Friday, January 10, 2014

☞ REMEMBER: St. Joseph's circa 1906

A photo from 1906 shows St. Joseph's at the corner of 125th Street and Morningside Avenue.  We always wondered what stood at the open lot on the furthest corner north of the church and the archival image reveals that a building with Greek columns used to stand on that parcel of land.  The lower photo shows the Catholic church today without the said structure.   Does anyone know when the aforementioned building was torn down?

Archival photo courtesy of the Museum of the History of New York
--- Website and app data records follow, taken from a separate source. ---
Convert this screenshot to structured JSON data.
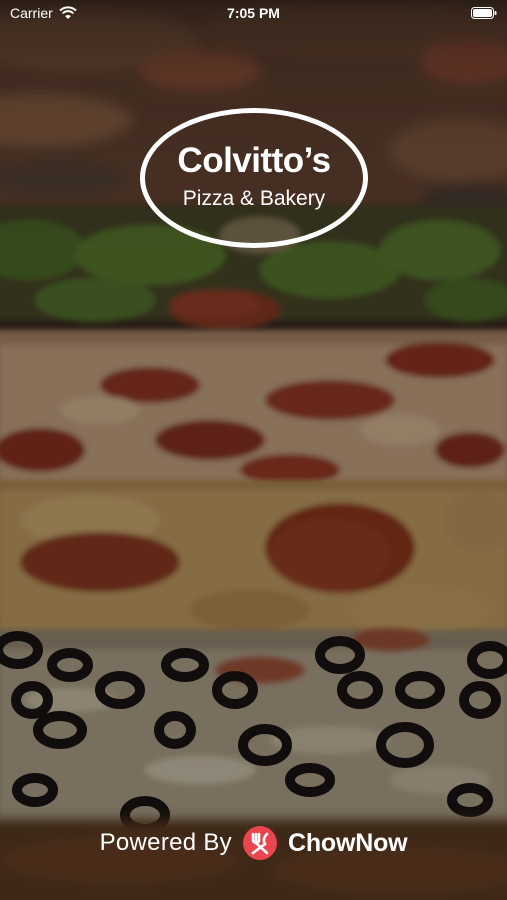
{
  "status_bar": {
    "carrier": "Carrier",
    "time": "7:05 PM",
    "wifi_icon": "wifi-icon",
    "battery_icon": "battery-icon"
  },
  "logo": {
    "title": "Colvitto’s",
    "subtitle": "Pizza & Bakery"
  },
  "footer": {
    "powered_by": "Powered By",
    "brand_name": "ChowNow",
    "brand_icon": "chownow-fork-icon",
    "brand_color": "#e8454f"
  },
  "background": {
    "image": "pizza-background",
    "overlay_color": "#000000"
  }
}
  1. I looked it up in a 1916 map from the NYPL digital archives. Looks like the building was St. Joseph's Convent. I can't seem to find any more history about it on google in a quick search. Very intriguing!
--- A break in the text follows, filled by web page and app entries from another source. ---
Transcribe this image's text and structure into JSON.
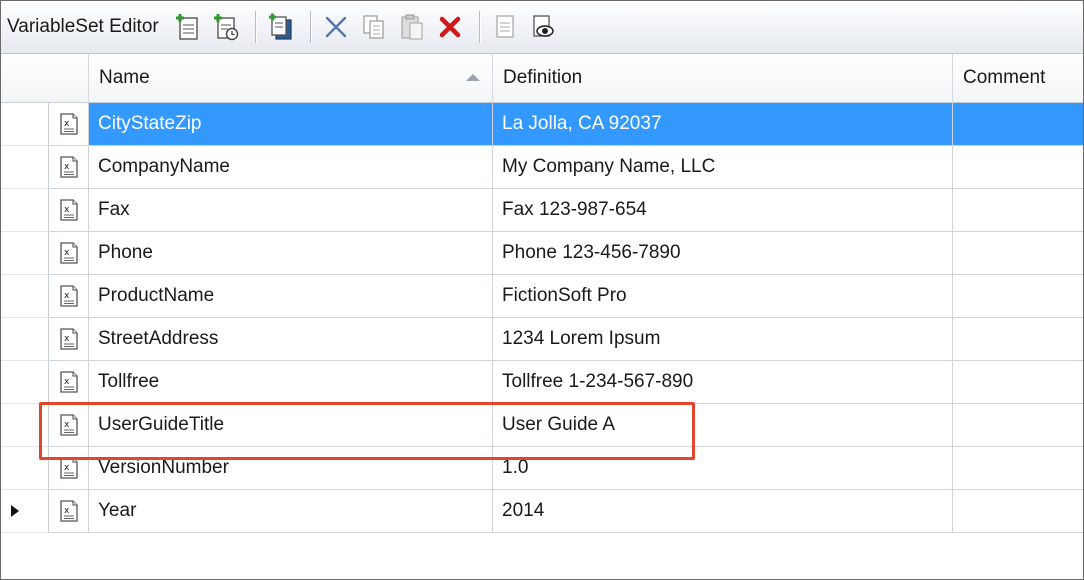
{
  "toolbar": {
    "title": "VariableSet Editor",
    "buttons": [
      {
        "icon": "add-variable-icon"
      },
      {
        "icon": "add-datetime-variable-icon"
      },
      {
        "icon": "import-variable-icon"
      },
      {
        "icon": "cut-icon"
      },
      {
        "icon": "copy-icon"
      },
      {
        "icon": "paste-icon"
      },
      {
        "icon": "delete-icon"
      },
      {
        "icon": "variable-properties-icon"
      },
      {
        "icon": "preview-icon"
      }
    ]
  },
  "grid": {
    "columns": [
      {
        "label": "Name",
        "sorted": "ascending"
      },
      {
        "label": "Definition"
      },
      {
        "label": "Comment"
      }
    ],
    "rows": [
      {
        "name": "CityStateZip",
        "definition": "La Jolla, CA 92037",
        "comment": "",
        "selected": true
      },
      {
        "name": "CompanyName",
        "definition": "My Company Name, LLC",
        "comment": ""
      },
      {
        "name": "Fax",
        "definition": "Fax 123-987-654",
        "comment": ""
      },
      {
        "name": "Phone",
        "definition": "Phone 123-456-7890",
        "comment": ""
      },
      {
        "name": "ProductName",
        "definition": "FictionSoft Pro",
        "comment": ""
      },
      {
        "name": "StreetAddress",
        "definition": "1234 Lorem Ipsum",
        "comment": ""
      },
      {
        "name": "Tollfree",
        "definition": "Tollfree 1-234-567-890",
        "comment": ""
      },
      {
        "name": "UserGuideTitle",
        "definition": "User Guide A",
        "comment": "",
        "highlighted": true
      },
      {
        "name": "VersionNumber",
        "definition": "1.0",
        "comment": ""
      },
      {
        "name": "Year",
        "definition": "2014",
        "comment": "",
        "current": true
      }
    ]
  },
  "colors": {
    "selection": "#3399ff",
    "highlight_border": "#e2462a",
    "delete_red": "#d0181b"
  }
}
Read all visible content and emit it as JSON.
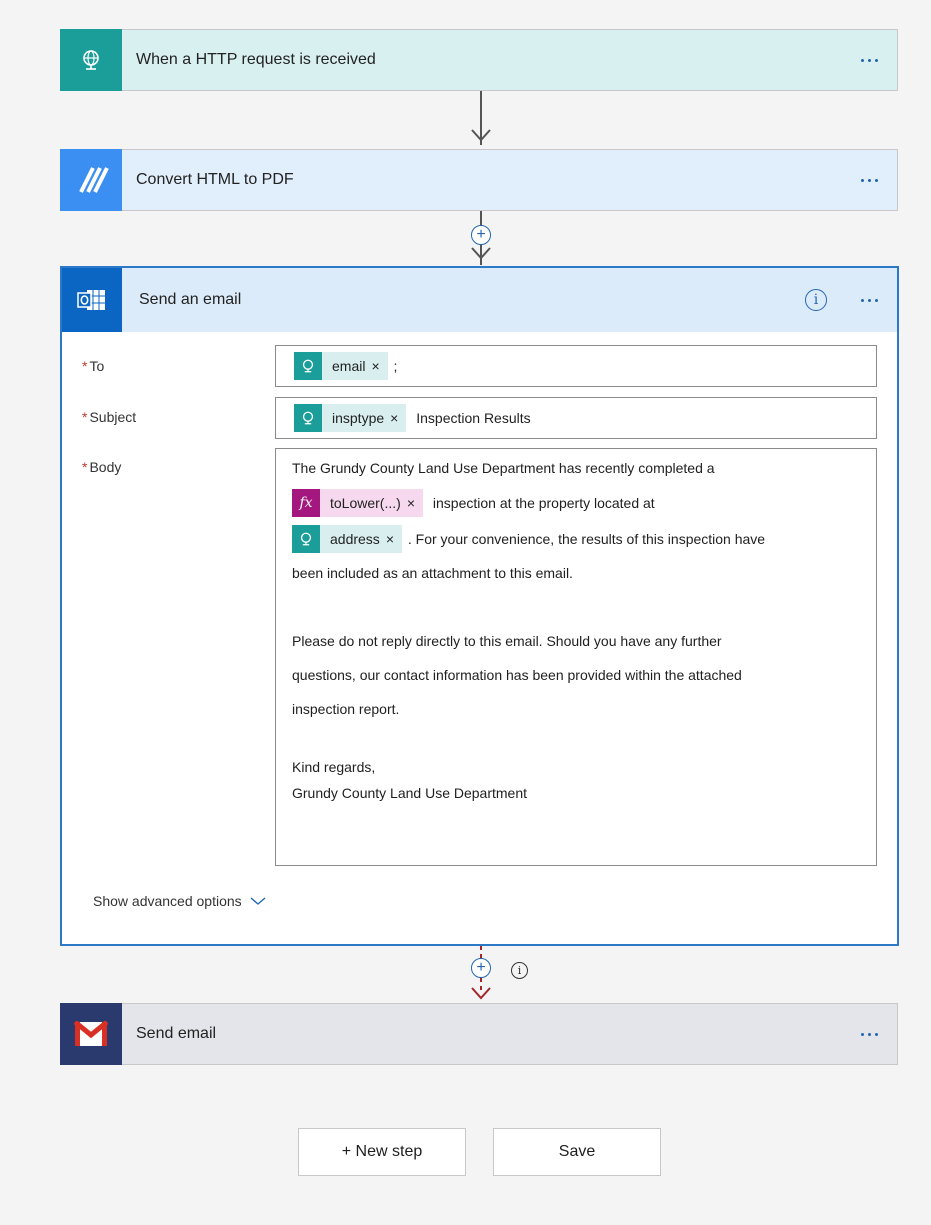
{
  "steps": {
    "http": {
      "title": "When a HTTP request is received",
      "icon": "http-request-icon",
      "color": "#1b9e9a"
    },
    "pdf": {
      "title": "Convert HTML to PDF",
      "icon": "encodian-icon",
      "color": "#3b8ff3"
    },
    "outlook": {
      "title": "Send an email",
      "icon": "outlook-icon",
      "color": "#0a66c2"
    },
    "gmail": {
      "title": "Send email",
      "icon": "gmail-icon",
      "color": "#2a3a6e"
    }
  },
  "form": {
    "to_label": "To",
    "to_token": "email",
    "to_suffix": ";",
    "subject_label": "Subject",
    "subject_token": "insptype",
    "subject_text": "Inspection Results",
    "body_label": "Body",
    "body": {
      "line1": "The Grundy County Land Use Department has recently completed a",
      "fx_token": "toLower(...)",
      "after_fx": "inspection at the property located at",
      "address_token": "address",
      "after_address": ". For your convenience, the results of this inspection have",
      "line4": "been included as an attachment to this email.",
      "para2_line1": "Please do not reply directly to this email. Should you have any further",
      "para2_line2": "questions, our contact information has been provided within the attached",
      "para2_line3": "inspection report.",
      "closing": "Kind regards,",
      "signature": "Grundy County Land Use Department"
    },
    "advanced": "Show advanced options",
    "required_mark": "*",
    "token_remove": "×"
  },
  "buttons": {
    "new_step": "+ New step",
    "save": "Save"
  },
  "colors": {
    "accent": "#2266b4",
    "http_card": "#d9f0f0",
    "pdf_card": "#e1eefb",
    "gmail_card": "#e3e5ea"
  }
}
  2. Actually that Greek Revival structure was the former Manhattanville Presbyterian Church, which later became the convent for the Sisters of the Blessed Sacrament when they administered the School. Those nuns administered a few schools in Harlem as that; the evangelization and education of African Americans and Native Americans was and still is their mission. They staffed St. Catherine of Genoa on West 153rd St. and St. Thomas the Apostle at West 117th & St. Nicholas.

    Sadly St. Joseph's School closed in 2011. It was a fantastic school. I have friends who went there and it was great according to them as were all of the Catholic Schools in Harlem.

  3. The Sisters of the Blessed Sacrament taught at St. Mark's on West 138th Street also and they may have taught at St. Charles on West 142nd Street too. If I remember correctly that order of nuns gradually left the Harlem Schools by the late 1950's and were replaced by local orders like the Sister s of Mercy from Dobbs Ferry, The Franciscan Handmaids of Mary from West 124th Street and the Dominican Sisters from Sparkill, NY